The NUT and the PCS unions are both pushing for a general strike of public sector unions against cuts in wages, jobs, conditions, pensions and services.

No Life without ILF!

By New Worker correspondent

MEMBERS and supporters of the campaign group Disabled People Against Cuts (DPAC) filled the Strand in London outside the law courts to show their support for six of their comrades inside fighting test cases to defend the Independent Living Allowance (ILF).
The ILF was set up in 1988 to support disabled people with the highest levels of support need to live in the community.
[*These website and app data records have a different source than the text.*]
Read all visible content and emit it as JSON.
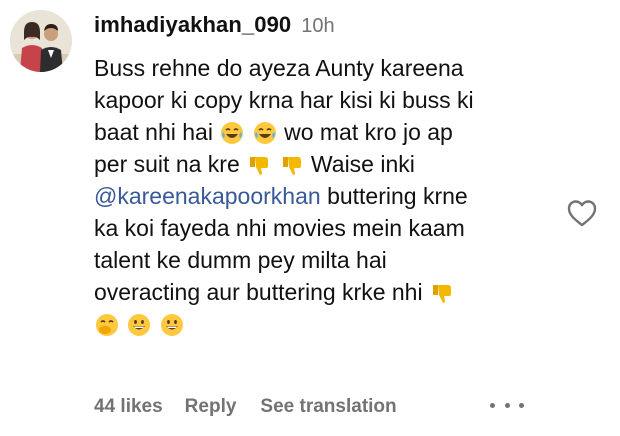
{
  "comment": {
    "username": "imhadiyakhan_090",
    "time": "10h",
    "lines": [
      "Buss rehne do ayeza Aunty kareena",
      "kapoor ki copy krna har kisi ki buss ki",
      "baat nhi hai",
      "wo mat kro jo ap",
      "per suit na kre",
      "Waise inki",
      "@kareenakapoorkhan",
      "buttering krne",
      "ka koi fayeda nhi movies mein kaam",
      "talent ke dumm pey milta hai",
      "overacting aur buttering krke nhi"
    ],
    "emojis": [
      "face-with-tears-of-joy",
      "face-with-tears-of-joy",
      "thumbs-down",
      "thumbs-down",
      "thumbs-down",
      "face-with-hand-over-mouth",
      "grinning-face",
      "grinning-face"
    ]
  },
  "footer": {
    "likes": "44 likes",
    "reply": "Reply",
    "see_translation": "See translation"
  },
  "colors": {
    "text": "#111111",
    "muted": "#737373",
    "mention": "#385898",
    "emoji_yellow": "#FFC83D",
    "thumb_yellow": "#F5B800"
  }
}
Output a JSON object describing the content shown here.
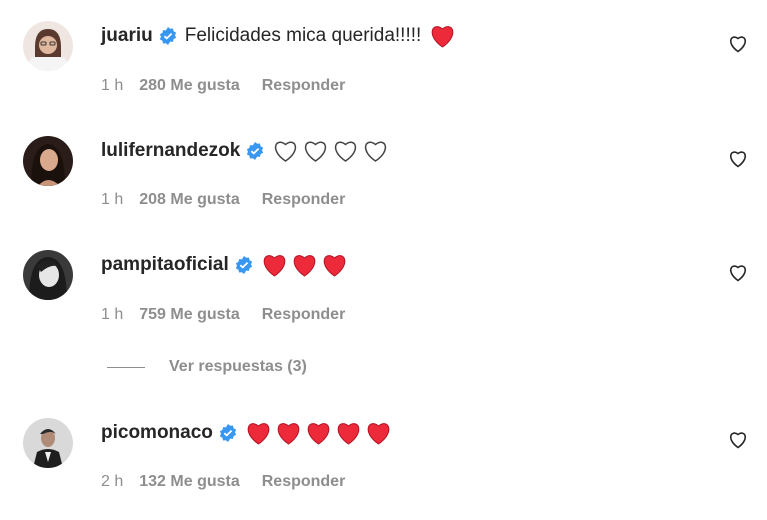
{
  "comments": [
    {
      "username": "juariu",
      "text": "Felicidades mica querida!!!!!",
      "hearts": [
        "red"
      ],
      "time": "1 h",
      "likes": "280 Me gusta",
      "reply": "Responder",
      "avatar": "woman-glasses-avatar"
    },
    {
      "username": "lulifernandezok",
      "text": "",
      "hearts": [
        "white",
        "white",
        "white",
        "white"
      ],
      "time": "1 h",
      "likes": "208 Me gusta",
      "reply": "Responder",
      "avatar": "woman-dark-hair-avatar"
    },
    {
      "username": "pampitaoficial",
      "text": "",
      "hearts": [
        "red",
        "red",
        "red"
      ],
      "time": "1 h",
      "likes": "759 Me gusta",
      "reply": "Responder",
      "avatar": "woman-bw-avatar"
    },
    {
      "username": "picomonaco",
      "text": "",
      "hearts": [
        "red",
        "red",
        "red",
        "red",
        "red"
      ],
      "time": "2 h",
      "likes": "132 Me gusta",
      "reply": "Responder",
      "avatar": "man-suit-avatar"
    }
  ],
  "view_replies": "Ver respuestas (3)",
  "colors": {
    "verified": "#3897f0",
    "heart_red": "#ed2a3a",
    "meta_gray": "#8e8e8e",
    "text": "#262626"
  }
}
Since then it has helped thousands to live active and full lives.
The Government decision to close the ILF and instead devolve responsibility to local authorities follows a consultation that disabled people claim is unlawful.
 Whereas support received through the ILF has transformed thousands of lives, local authorities are not able to provide the same level or range of support through their current systems. With central funding to local authorities being cut this can only get worse.
Speakers at the vigil outside the court included Linda Burnip, co-founder of Disabled People Against Cuts, Tracey Lazard, Chief executive of Inclusion London and many disabled people who are personally affected by the closure of the Independent Living Fund.
Writer/performers and ILF users Sophie Partridge and Penny Pepper read from their new script developed to highlight the importance of the Fund.
A key aspect of the case is proving that the change is in effect a very big cut in benefits rather than a reform of the way it is administered, as the Department of Work and Pensions claims.
The DWP barrister took a disgraceful line of defence trying to say that the closure was not based on money but on desire for equity between non-ILF users and ILF users.
The court is likely to make a ruling in April.
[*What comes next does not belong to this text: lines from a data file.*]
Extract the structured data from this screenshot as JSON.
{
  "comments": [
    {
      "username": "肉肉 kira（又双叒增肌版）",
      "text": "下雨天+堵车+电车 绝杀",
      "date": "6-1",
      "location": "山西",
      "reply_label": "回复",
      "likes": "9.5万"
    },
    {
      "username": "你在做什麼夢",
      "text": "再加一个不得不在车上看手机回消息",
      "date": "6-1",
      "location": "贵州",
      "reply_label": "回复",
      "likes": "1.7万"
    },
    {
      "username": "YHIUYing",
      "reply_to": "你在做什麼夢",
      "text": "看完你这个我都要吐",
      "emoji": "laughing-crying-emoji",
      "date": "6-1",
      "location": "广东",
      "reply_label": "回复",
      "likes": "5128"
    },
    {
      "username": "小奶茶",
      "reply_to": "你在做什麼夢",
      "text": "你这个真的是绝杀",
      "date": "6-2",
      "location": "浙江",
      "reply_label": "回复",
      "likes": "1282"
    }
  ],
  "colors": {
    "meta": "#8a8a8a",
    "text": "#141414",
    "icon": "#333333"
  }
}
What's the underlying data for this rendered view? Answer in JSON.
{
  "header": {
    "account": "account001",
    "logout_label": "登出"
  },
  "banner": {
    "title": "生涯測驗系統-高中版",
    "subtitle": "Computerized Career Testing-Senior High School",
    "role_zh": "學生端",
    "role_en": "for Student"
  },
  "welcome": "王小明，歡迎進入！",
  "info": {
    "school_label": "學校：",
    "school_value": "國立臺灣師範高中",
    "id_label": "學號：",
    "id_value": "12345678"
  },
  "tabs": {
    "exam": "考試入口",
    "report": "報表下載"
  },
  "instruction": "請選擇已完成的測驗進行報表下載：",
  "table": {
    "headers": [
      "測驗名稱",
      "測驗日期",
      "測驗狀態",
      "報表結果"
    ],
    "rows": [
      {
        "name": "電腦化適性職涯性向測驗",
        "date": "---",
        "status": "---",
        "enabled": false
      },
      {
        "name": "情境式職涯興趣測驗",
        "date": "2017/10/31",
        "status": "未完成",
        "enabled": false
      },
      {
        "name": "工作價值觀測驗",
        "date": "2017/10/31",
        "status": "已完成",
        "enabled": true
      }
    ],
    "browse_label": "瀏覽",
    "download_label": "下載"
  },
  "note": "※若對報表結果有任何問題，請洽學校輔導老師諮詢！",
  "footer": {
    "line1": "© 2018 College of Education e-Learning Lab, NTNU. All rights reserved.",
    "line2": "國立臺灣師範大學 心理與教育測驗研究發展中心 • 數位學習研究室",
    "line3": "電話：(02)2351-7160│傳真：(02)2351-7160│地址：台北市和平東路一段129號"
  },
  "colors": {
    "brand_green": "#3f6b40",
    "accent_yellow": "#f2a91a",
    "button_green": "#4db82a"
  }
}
Marx -- a great scholar and great revolutionary

Hans Modrow (right) at the graveside
By New Worker correspondent

Comrades and friends gathered last Sunday to salute the memory of Karl Marx at his tomb in Highgate Cemetery in London. Marx died in his study at half-past two on the afternoon of Wednesday 14th March 1883. To commemorate his passing the Marx Memorial Library has for many decades held an annual graveside oration at his burial place in Highgate Cemetery and this year the address was given by Hans Modrow, the last premier of the German Democratic Republic and currently honorary chair of the Left Party, a left social-democratic party that has considerable support in eastern Germany. Modrow said that today: “Marx is back again and his thoughts remain fresh. Even for the bourgeois media in Germany it is opportune to refer to Marx. The interest in him has grown immensely”.
Daphne Liddle laid flowers on behalf of the NCP at the tomb along with representatives from the embassies of the people’s republics in London and other communist and progressive movements at home and overseas.
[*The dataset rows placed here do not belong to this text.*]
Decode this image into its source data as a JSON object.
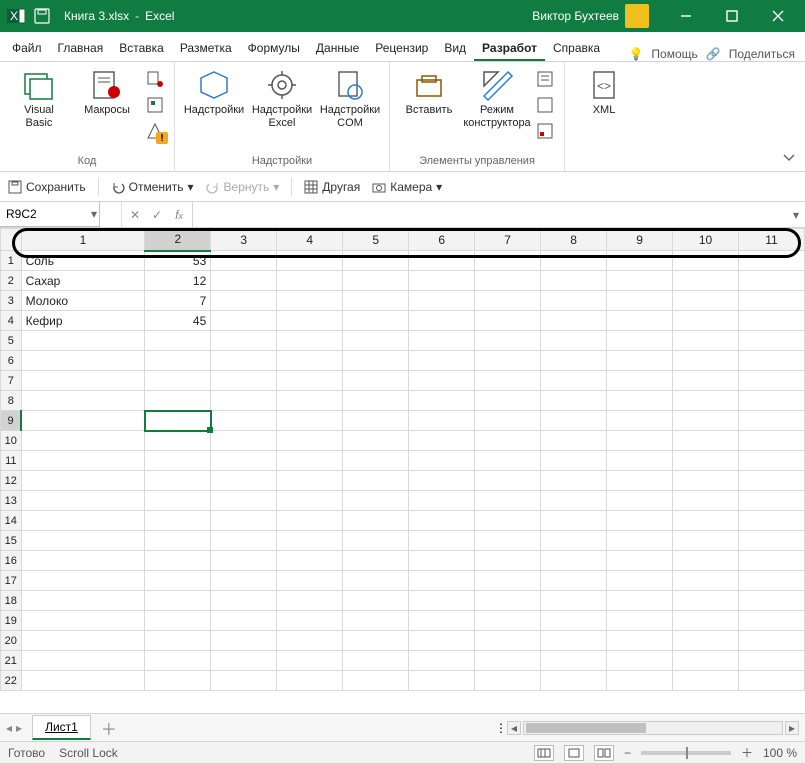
{
  "titlebar": {
    "file": "Книга 3.xlsx",
    "app": "Excel",
    "user": "Виктор Бухтеев"
  },
  "tabs": {
    "items": [
      "Файл",
      "Главная",
      "Вставка",
      "Разметка",
      "Формулы",
      "Данные",
      "Рецензир",
      "Вид",
      "Разработ",
      "Справка"
    ],
    "help": "Помощь",
    "share": "Поделиться",
    "selected": 8
  },
  "ribbon": {
    "groups": [
      {
        "name": "Код",
        "big": [
          {
            "label": "Visual\nBasic"
          },
          {
            "label": "Макросы"
          }
        ]
      },
      {
        "name": "Надстройки",
        "big": [
          {
            "label": "Надстройки"
          },
          {
            "label": "Надстройки\nExcel"
          },
          {
            "label": "Надстройки\nCOM"
          }
        ]
      },
      {
        "name": "Элементы управления",
        "big": [
          {
            "label": "Вставить"
          },
          {
            "label": "Режим\nконструктора"
          }
        ]
      },
      {
        "name": "",
        "big": [
          {
            "label": "XML"
          }
        ]
      }
    ]
  },
  "qat": {
    "save": "Сохранить",
    "undo": "Отменить",
    "redo": "Вернуть",
    "other": "Другая",
    "camera": "Камера"
  },
  "fx": {
    "name": "R9C2"
  },
  "columns": [
    "1",
    "2",
    "3",
    "4",
    "5",
    "6",
    "7",
    "8",
    "9",
    "10",
    "11"
  ],
  "rows": [
    {
      "n": "1",
      "c": [
        "Соль",
        "53",
        "",
        "",
        "",
        "",
        "",
        "",
        "",
        "",
        ""
      ]
    },
    {
      "n": "2",
      "c": [
        "Сахар",
        "12",
        "",
        "",
        "",
        "",
        "",
        "",
        "",
        "",
        ""
      ]
    },
    {
      "n": "3",
      "c": [
        "Молоко",
        "7",
        "",
        "",
        "",
        "",
        "",
        "",
        "",
        "",
        ""
      ]
    },
    {
      "n": "4",
      "c": [
        "Кефир",
        "45",
        "",
        "",
        "",
        "",
        "",
        "",
        "",
        "",
        ""
      ]
    },
    {
      "n": "5",
      "c": [
        "",
        "",
        "",
        "",
        "",
        "",
        "",
        "",
        "",
        "",
        ""
      ]
    },
    {
      "n": "6",
      "c": [
        "",
        "",
        "",
        "",
        "",
        "",
        "",
        "",
        "",
        "",
        ""
      ]
    },
    {
      "n": "7",
      "c": [
        "",
        "",
        "",
        "",
        "",
        "",
        "",
        "",
        "",
        "",
        ""
      ]
    },
    {
      "n": "8",
      "c": [
        "",
        "",
        "",
        "",
        "",
        "",
        "",
        "",
        "",
        "",
        ""
      ]
    },
    {
      "n": "9",
      "c": [
        "",
        "",
        "",
        "",
        "",
        "",
        "",
        "",
        "",
        "",
        ""
      ]
    },
    {
      "n": "10",
      "c": [
        "",
        "",
        "",
        "",
        "",
        "",
        "",
        "",
        "",
        "",
        ""
      ]
    },
    {
      "n": "11",
      "c": [
        "",
        "",
        "",
        "",
        "",
        "",
        "",
        "",
        "",
        "",
        ""
      ]
    },
    {
      "n": "12",
      "c": [
        "",
        "",
        "",
        "",
        "",
        "",
        "",
        "",
        "",
        "",
        ""
      ]
    },
    {
      "n": "13",
      "c": [
        "",
        "",
        "",
        "",
        "",
        "",
        "",
        "",
        "",
        "",
        ""
      ]
    },
    {
      "n": "14",
      "c": [
        "",
        "",
        "",
        "",
        "",
        "",
        "",
        "",
        "",
        "",
        ""
      ]
    },
    {
      "n": "15",
      "c": [
        "",
        "",
        "",
        "",
        "",
        "",
        "",
        "",
        "",
        "",
        ""
      ]
    },
    {
      "n": "16",
      "c": [
        "",
        "",
        "",
        "",
        "",
        "",
        "",
        "",
        "",
        "",
        ""
      ]
    },
    {
      "n": "17",
      "c": [
        "",
        "",
        "",
        "",
        "",
        "",
        "",
        "",
        "",
        "",
        ""
      ]
    },
    {
      "n": "18",
      "c": [
        "",
        "",
        "",
        "",
        "",
        "",
        "",
        "",
        "",
        "",
        ""
      ]
    },
    {
      "n": "19",
      "c": [
        "",
        "",
        "",
        "",
        "",
        "",
        "",
        "",
        "",
        "",
        ""
      ]
    },
    {
      "n": "20",
      "c": [
        "",
        "",
        "",
        "",
        "",
        "",
        "",
        "",
        "",
        "",
        ""
      ]
    },
    {
      "n": "21",
      "c": [
        "",
        "",
        "",
        "",
        "",
        "",
        "",
        "",
        "",
        "",
        ""
      ]
    },
    {
      "n": "22",
      "c": [
        "",
        "",
        "",
        "",
        "",
        "",
        "",
        "",
        "",
        "",
        ""
      ]
    }
  ],
  "selected": {
    "row": 8,
    "col": 1
  },
  "sheet": {
    "name": "Лист1"
  },
  "status": {
    "ready": "Готово",
    "scroll": "Scroll Lock",
    "zoom": "100 %"
  }
}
Defend Democratic Korea!

Andy Brooks makes a point

by New Worker correspondent

Comrades and friends denounced the latest provocations of US imperialism at a solidarity meeting in central London last Saturday evening organised by the UK Korean Friendship Association (KFA). Dermot Hudson, the KFA’s official delegate in Britain, opened the discussion on the latest imperialist moves against Democratic Korea which include new United Nations economic sanctions against the DPR Korea and provocative war-games in the occupied south designed to rack up tension on the Korean peninsula. And NCP leader Andy Brooks spoke about the need to mobilise support for socialist Korea in Britain and condemn British involvement in the current US military exercises and deployment of the air power in south Korea.
But Democratic Korea is not defenceless and this was seen in the first of two short films from north Korea that were screened at the meeting. The skill and determination of the Korean People’s Army was displayed in Arms of Korea while the superiority of the socialist system was seen in Pyongyang – City of Free Education.
A solidarity message was endorsed and support for a picket outside the US embassy in London called for at the close of the meeting.